The Organization for Security and Cooperation in Europe said it lost contact two days ago with four monitors from an international team based in the city. The team was on a routine patrol east of Donetsk, the OSCE said in a statement.
“A mounting death toll in the conflict in eastern Ukraine may yet provoke a more forceful response from Russia,” Tatiana Orlova, a senior economist at Royal Bank of Scotland Group Plc in London, said in a research note. “The fighting also reduces the chances of President Putin recognizing Poroshenko as Ukraine’s legitimate president.”
Poroshenko said May 25 he’d seek to end the “war, chaos and disorder” by visiting the east and working with Russia.
“The Kremlin hope that the east would rise against the center, against the interim government in Kiev and now Mr. Poroshenko, has proved to be a false hope because the people of eastern Ukraine want to be part of a unitary Ukraine, they do not want to be part of Russia,” John Herbst, a former U.S. ambassador to Ukraine and now director of the Eurasia Center at the Atlantic Council in Washington, said on a conference call.
“As long as there’s not major collateral damage in a military operation against these people, I don’t see Mr. Poroshenko having a problem with the people of the east,” Herbst said.
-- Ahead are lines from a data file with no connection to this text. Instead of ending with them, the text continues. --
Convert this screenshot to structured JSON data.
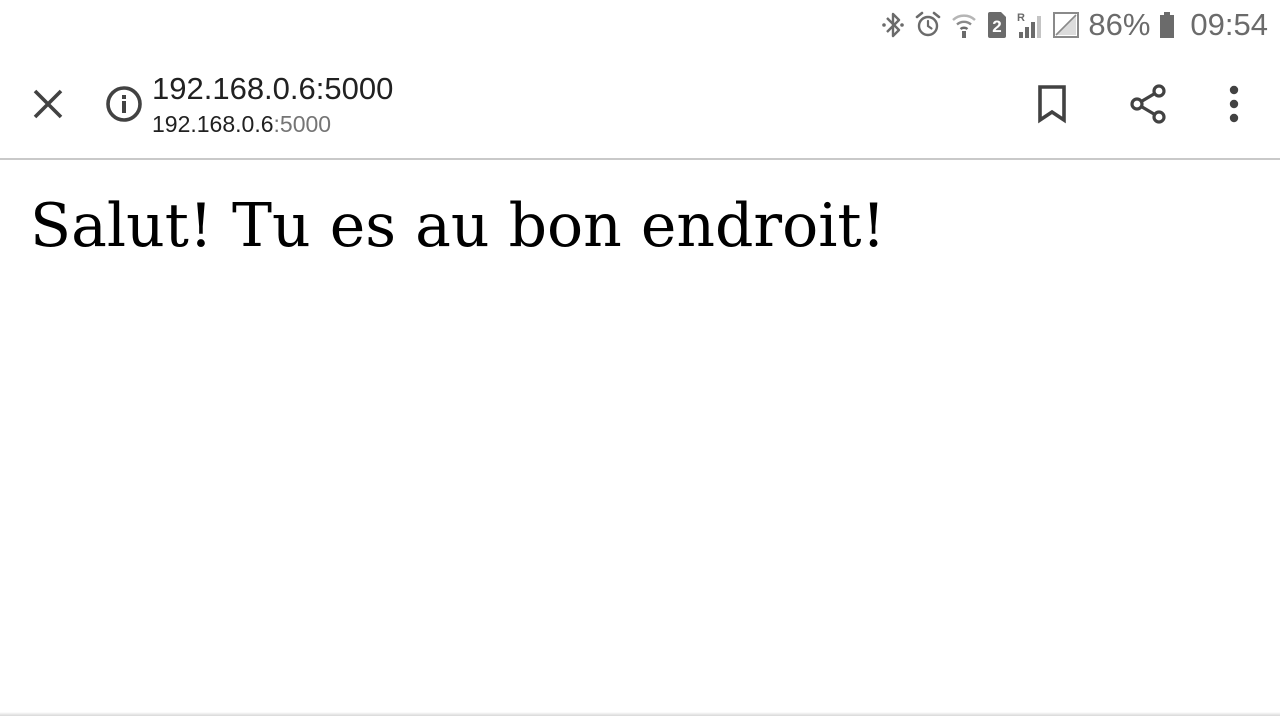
{
  "status_bar": {
    "icons": [
      "bluetooth-icon",
      "alarm-icon",
      "wifi-icon",
      "sim-2-icon",
      "roaming-signal-icon",
      "no-signal-icon",
      "battery-icon"
    ],
    "sim_badge": "2",
    "roaming_label": "R",
    "battery_percent": "86%",
    "time": "09:54",
    "icon_color": "#6b6b6b"
  },
  "toolbar": {
    "close_icon": "close-icon",
    "info_icon": "info-icon",
    "title": "192.168.0.6:5000",
    "url_host": "192.168.0.6",
    "url_port": ":5000",
    "bookmark_icon": "bookmark-icon",
    "share_icon": "share-icon",
    "menu_icon": "more-vert-icon",
    "icon_color": "#424242"
  },
  "page": {
    "heading": "Salut! Tu es au bon endroit!"
  }
}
--With assistance from Kateryna Choursina and Volodymyr Verbyany in Kiev, Olga Tanas in Moscow, Terry Atlas in Washington, Ewa Krukowska and James G. Neuger in Brussels and Ott Ummelas in Tallinn.